Northern Spotted Owl Extinction Watch: May 2017 Update

According to the USFWS, the Northern Spotted Owl (NSO) population has declined 52% since 1992. At its current rate of decline, another 25% will be lost in the next 20 years even though the amount of suitable habitat is expected to increase significantly.


When a Take is Not a Take: The Regulatory Quagmire of the ESA No-Take Provision

The Endangered Species Act (ESA) states that it is unlawful to “take” any endangered species of fish or wildlife. 50 CFR Part 17.31 expands the prohibition to take endangered species to wildlife species listed as threatened.


Reconciling Forest Needs in SW Oregon

A rational mind would think that a native species of fauna would thrive in a setting composed of native levels of flora. In other words, if the “natural” condition of forested stands in southwest Oregon is one of lower forest canopy density, shouldn’t those species of wildlife dependent on them thrive under such conditions?


“Taking” Northern Spotted Owls
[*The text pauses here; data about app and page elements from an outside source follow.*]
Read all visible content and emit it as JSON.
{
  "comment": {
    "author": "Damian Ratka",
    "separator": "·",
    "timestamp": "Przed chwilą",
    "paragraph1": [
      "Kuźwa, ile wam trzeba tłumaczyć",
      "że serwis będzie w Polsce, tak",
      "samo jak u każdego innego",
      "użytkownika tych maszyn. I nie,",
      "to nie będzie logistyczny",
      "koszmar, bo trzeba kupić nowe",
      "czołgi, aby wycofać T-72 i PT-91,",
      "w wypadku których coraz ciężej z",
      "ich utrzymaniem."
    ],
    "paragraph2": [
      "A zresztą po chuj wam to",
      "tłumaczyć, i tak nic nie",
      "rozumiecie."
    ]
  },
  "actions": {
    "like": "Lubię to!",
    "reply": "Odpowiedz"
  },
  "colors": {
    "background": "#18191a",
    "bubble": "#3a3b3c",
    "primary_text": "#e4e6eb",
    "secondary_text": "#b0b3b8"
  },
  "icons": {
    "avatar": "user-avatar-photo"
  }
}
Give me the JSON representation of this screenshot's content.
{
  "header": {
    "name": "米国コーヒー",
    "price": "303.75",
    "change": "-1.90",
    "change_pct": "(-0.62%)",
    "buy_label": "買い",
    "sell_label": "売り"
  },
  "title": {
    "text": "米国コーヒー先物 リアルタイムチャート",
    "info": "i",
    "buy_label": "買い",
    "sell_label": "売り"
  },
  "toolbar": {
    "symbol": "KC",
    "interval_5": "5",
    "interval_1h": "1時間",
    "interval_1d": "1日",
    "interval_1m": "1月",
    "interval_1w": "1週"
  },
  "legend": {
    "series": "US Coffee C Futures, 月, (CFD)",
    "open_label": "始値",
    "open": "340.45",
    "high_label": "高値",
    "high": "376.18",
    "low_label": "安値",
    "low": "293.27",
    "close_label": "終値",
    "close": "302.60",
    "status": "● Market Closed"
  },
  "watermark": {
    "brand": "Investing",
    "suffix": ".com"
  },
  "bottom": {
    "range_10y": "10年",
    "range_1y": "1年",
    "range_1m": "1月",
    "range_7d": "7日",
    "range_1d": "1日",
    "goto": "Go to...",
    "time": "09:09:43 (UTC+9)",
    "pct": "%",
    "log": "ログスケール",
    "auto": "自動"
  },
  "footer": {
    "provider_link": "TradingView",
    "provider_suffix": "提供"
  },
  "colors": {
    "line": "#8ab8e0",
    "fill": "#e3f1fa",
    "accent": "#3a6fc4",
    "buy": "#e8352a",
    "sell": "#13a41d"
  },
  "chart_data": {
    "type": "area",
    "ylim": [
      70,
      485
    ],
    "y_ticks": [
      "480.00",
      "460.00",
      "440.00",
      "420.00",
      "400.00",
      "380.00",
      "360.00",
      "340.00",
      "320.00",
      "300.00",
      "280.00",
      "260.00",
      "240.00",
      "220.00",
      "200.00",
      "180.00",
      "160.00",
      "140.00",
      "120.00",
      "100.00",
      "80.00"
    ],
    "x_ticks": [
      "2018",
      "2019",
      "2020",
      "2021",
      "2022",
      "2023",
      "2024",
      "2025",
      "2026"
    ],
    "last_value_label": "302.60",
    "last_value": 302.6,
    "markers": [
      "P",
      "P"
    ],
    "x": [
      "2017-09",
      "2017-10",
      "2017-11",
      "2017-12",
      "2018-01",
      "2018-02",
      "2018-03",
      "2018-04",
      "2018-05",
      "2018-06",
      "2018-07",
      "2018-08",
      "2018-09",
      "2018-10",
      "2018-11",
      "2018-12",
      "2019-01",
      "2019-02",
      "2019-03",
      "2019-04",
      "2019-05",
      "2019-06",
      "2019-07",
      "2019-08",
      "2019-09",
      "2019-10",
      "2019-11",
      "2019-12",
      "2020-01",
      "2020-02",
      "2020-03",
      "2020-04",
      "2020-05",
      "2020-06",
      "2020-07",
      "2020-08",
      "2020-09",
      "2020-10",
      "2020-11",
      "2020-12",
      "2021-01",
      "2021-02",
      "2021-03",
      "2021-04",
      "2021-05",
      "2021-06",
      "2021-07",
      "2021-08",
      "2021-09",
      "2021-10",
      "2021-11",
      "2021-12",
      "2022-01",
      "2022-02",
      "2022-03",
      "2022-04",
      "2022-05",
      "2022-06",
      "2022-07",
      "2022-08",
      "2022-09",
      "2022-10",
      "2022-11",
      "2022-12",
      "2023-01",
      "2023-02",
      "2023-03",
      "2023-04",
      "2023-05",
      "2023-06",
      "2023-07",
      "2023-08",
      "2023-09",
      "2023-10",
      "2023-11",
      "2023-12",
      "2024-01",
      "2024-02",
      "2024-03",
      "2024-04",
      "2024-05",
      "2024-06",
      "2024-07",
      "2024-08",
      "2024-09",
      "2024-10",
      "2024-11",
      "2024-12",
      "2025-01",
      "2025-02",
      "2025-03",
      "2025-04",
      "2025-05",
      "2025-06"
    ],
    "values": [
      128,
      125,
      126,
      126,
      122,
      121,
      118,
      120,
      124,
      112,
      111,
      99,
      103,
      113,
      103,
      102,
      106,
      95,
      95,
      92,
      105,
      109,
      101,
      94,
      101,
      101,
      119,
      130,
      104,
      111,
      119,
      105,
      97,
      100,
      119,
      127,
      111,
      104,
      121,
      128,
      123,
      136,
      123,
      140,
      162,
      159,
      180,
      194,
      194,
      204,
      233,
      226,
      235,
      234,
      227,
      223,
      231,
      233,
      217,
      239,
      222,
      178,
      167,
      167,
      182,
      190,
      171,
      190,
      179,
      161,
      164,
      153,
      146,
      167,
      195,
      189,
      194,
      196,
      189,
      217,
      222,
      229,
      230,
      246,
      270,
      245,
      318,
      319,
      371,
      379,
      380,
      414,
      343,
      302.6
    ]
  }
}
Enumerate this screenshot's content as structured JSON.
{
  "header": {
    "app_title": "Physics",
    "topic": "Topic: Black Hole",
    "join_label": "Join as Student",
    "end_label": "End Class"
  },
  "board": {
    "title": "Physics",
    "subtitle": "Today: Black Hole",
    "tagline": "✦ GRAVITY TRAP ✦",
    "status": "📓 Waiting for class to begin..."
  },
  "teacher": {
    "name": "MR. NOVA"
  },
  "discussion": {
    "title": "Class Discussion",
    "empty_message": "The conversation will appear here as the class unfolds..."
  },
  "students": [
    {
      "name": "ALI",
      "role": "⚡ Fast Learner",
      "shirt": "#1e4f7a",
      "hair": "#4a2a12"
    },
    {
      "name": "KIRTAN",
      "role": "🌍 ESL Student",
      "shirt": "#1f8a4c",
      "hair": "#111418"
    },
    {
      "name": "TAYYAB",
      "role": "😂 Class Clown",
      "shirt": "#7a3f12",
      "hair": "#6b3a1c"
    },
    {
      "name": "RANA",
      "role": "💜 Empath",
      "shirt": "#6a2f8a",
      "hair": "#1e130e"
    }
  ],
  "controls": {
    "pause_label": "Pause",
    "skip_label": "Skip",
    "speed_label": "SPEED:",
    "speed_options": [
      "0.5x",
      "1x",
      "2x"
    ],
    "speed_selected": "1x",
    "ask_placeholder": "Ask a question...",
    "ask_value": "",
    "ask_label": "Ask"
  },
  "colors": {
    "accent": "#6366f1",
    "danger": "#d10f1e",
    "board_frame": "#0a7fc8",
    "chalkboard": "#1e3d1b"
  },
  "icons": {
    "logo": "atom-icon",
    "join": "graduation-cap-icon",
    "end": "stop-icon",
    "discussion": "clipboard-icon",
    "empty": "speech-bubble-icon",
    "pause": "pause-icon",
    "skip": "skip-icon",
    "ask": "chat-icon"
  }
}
The Endangered Species Act (ESA) prohibits the “take” of any species listed as “endangered” but provides more latitude to species listed as “threatened”. The Northern Spotted Owl (NSO) is listed as a threatened species and therefore should not be subject to the take prohibition. The USFWS, however, has arbitrarily decided to extend the prohibition of take to all threatened species.